# Does the frequency of light changes when it go through a prism

I know the prism can seperate the light into 7 colours, but my teacher said the frequency of light changes and so as the wavelength..

if he is right.... this is the bit i am not sure about

if the frequency of the light changes when it passes through a prism, does it mean the energy also changes? if it does, does it mean that when the light goes through a prism, it changes into 7 different rays which that we dont regard them as the visible light because they all have different frequency and energy ?

plz correct me

i am not even sure about my basic knowledge

many thanks

Meir Achuz
Homework Helper
Gold Member
The frequency does not change when light enters a prism, but the intensity and energy density of the light wave decreases somewhat due to partial reflection of the wave at the air-glass boundary.

jtbell
Mentor
Ok so basically a red light (wavelength of around 600 nm) entering say a prism whose refractive index is 1.5 becomes violet (wavelength of about 400 nm) in the prism, am I right?

No, the light is still red inside the prism. The frequency of the light (or energy of the associated photons, E = hf) is what fundamentally determines the color that we perceive. We usually relate color to wavelength (in vacuum or practically, in air) because wavelength is easier to measure directly.

fluidistic
Gold Member
No, the light is still red inside the prism. The frequency of the light (or energy of the associated photons, E = hf) is what fundamentally determines the color that we perceive. We usually relate color to wavelength (in vacuum or practically, in air) because wavelength is easier to measure directly.

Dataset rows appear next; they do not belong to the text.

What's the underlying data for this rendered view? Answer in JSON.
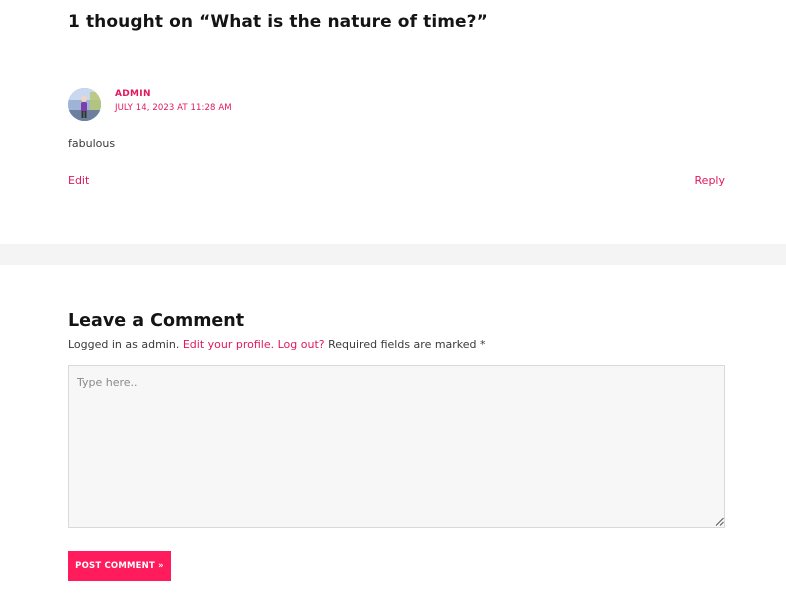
{
  "comments": {
    "title": "1 thought on “What is the nature of time?”",
    "items": [
      {
        "author": "ADMIN",
        "date": "JULY 14, 2023 AT 11:28 AM",
        "text": "fabulous",
        "edit_label": "Edit",
        "reply_label": "Reply"
      }
    ]
  },
  "reply_form": {
    "title": "Leave a Comment",
    "logged_in_prefix": "Logged in as admin.",
    "edit_profile_label": "Edit your profile.",
    "logout_label": "Log out?",
    "required_note": "Required fields are marked *",
    "textarea_placeholder": "Type here..",
    "submit_label": "POST COMMENT »"
  },
  "colors": {
    "accent": "#e2185c",
    "button": "#ff1b5c",
    "band": "#f4f4f4"
  }
}
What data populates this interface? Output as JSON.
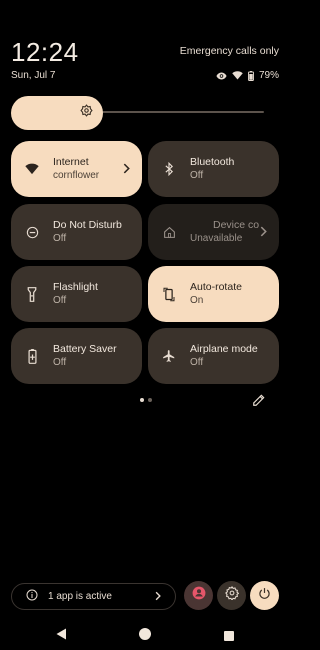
{
  "status": {
    "time": "12:24",
    "date": "Sun, Jul 7",
    "carrier": "Emergency calls only",
    "battery": "79%",
    "icons": [
      "eye-icon",
      "wifi-icon",
      "battery-icon"
    ]
  },
  "brightness": {
    "level": 0.3,
    "icon": "brightness-icon"
  },
  "tiles": [
    {
      "label": "Internet",
      "sub": "cornflower",
      "active": true,
      "icon": "wifi-icon"
    },
    {
      "label": "Bluetooth",
      "sub": "Off",
      "active": false,
      "icon": "bluetooth-icon"
    },
    {
      "label": "Do Not Disturb",
      "sub": "Off",
      "active": false,
      "icon": "dnd-icon"
    },
    {
      "label": "Device co",
      "sub": "Unavailable",
      "active": false,
      "icon": "home-icon"
    },
    {
      "label": "Flashlight",
      "sub": "Off",
      "active": false,
      "icon": "flashlight-icon"
    },
    {
      "label": "Auto-rotate",
      "sub": "On",
      "active": true,
      "icon": "rotate-icon"
    },
    {
      "label": "Battery Saver",
      "sub": "Off",
      "active": false,
      "icon": "battery-saver-icon"
    },
    {
      "label": "Airplane mode",
      "sub": "Off",
      "active": false,
      "icon": "airplane-icon"
    }
  ],
  "footer": {
    "active_apps": "1 app is active"
  },
  "colors": {
    "accent": "#f7dcbf",
    "tile": "#3a322b",
    "background": "#000000"
  }
}
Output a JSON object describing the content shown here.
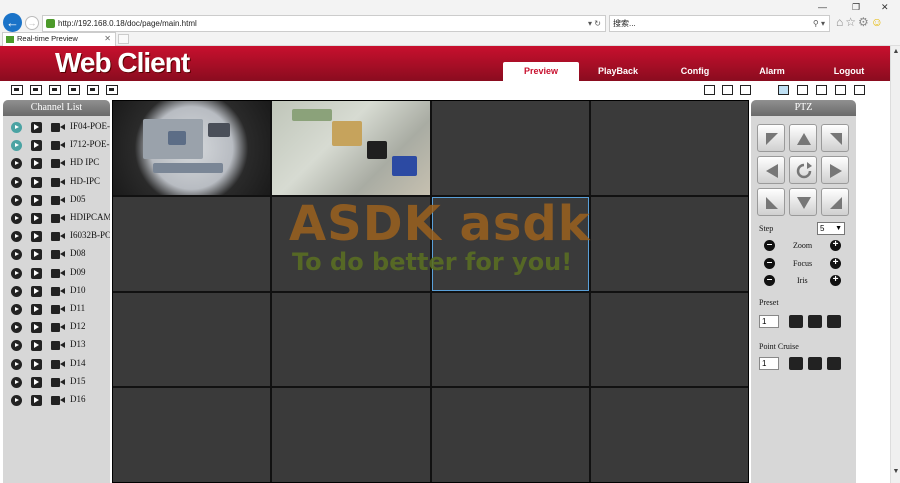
{
  "browser": {
    "url": "http://192.168.0.18/doc/page/main.html",
    "search_placeholder": "搜索...",
    "tab_title": "Real-time Preview"
  },
  "app": {
    "brand": "Web Client",
    "nav": [
      {
        "label": "Preview",
        "active": true
      },
      {
        "label": "PlayBack",
        "active": false
      },
      {
        "label": "Config",
        "active": false
      },
      {
        "label": "Alarm",
        "active": false
      },
      {
        "label": "Logout",
        "active": false
      }
    ]
  },
  "channel_list": {
    "title": "Channel List",
    "channels": [
      {
        "name": "IF04-POE-",
        "playing": true
      },
      {
        "name": "I712-POE-",
        "playing": true
      },
      {
        "name": "HD IPC",
        "playing": false
      },
      {
        "name": "HD-IPC",
        "playing": false
      },
      {
        "name": "D05",
        "playing": false
      },
      {
        "name": "HDIPCAM",
        "playing": false
      },
      {
        "name": "I6032B-PO",
        "playing": false
      },
      {
        "name": "D08",
        "playing": false
      },
      {
        "name": "D09",
        "playing": false
      },
      {
        "name": "D10",
        "playing": false
      },
      {
        "name": "D11",
        "playing": false
      },
      {
        "name": "D12",
        "playing": false
      },
      {
        "name": "D13",
        "playing": false
      },
      {
        "name": "D14",
        "playing": false
      },
      {
        "name": "D15",
        "playing": false
      },
      {
        "name": "D16",
        "playing": false
      }
    ]
  },
  "watermark": {
    "line1": "ASDK asdk",
    "line2": "To do better for you!"
  },
  "ptz": {
    "title": "PTZ",
    "step_label": "Step",
    "step_value": "5",
    "zoom_label": "Zoom",
    "focus_label": "Focus",
    "iris_label": "Iris",
    "preset_label": "Preset",
    "preset_value": "1",
    "cruise_label": "Point Cruise",
    "cruise_value": "1"
  },
  "colors": {
    "header_red": "#c8102e",
    "panel_grey": "#d7d7d7",
    "cell_grey": "#3a3a3a",
    "selection_blue": "#5aa0d8"
  }
}
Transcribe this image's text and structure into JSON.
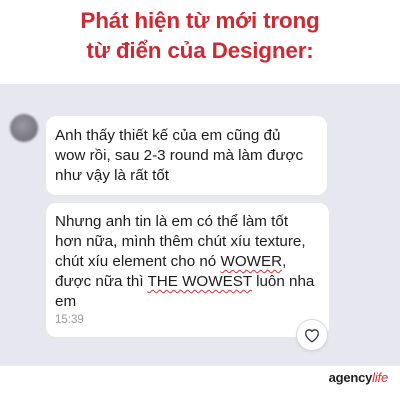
{
  "headline": {
    "line1": "Phát hiện từ mới trong",
    "line2": "từ điển của Designer:"
  },
  "chat": {
    "message1": {
      "lines": [
        "Anh thấy thiết kế của em cũng đủ",
        "wow rồi, sau 2-3 round mà làm được",
        "như vậy là rất tốt"
      ]
    },
    "message2": {
      "line1": "Nhưng anh tin là em có thể làm tốt",
      "line2": "hơn nữa, mình thêm chút xíu texture,",
      "line3_prefix": "chút xíu element cho nó ",
      "line3_highlight": "WOWER",
      "line3_suffix": ",",
      "line4_prefix": "được nữa thì ",
      "line4_highlight": "THE WOWEST",
      "line4_suffix": " luôn nha",
      "line5": "em",
      "time": "15:39"
    },
    "reaction_icon": "heart-outline-icon",
    "accent_color": "#cc2b33",
    "chat_background": "#e6e7ef"
  },
  "logo": {
    "part1": "agency",
    "part2": "life"
  }
}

Ok thank you, amazing.

All the frequencies ( or colors) make up white light. The prism seperates them. When Newton did this he also used a second prism placed so the spectrum coming out of the first prism was mixed back into white light which exited the second prism.

...the associated photons, E = hf

Wait a minute. Using this same logic I get an associated momentum, p=h_bar k; an increase in momentum and an imaginary mass.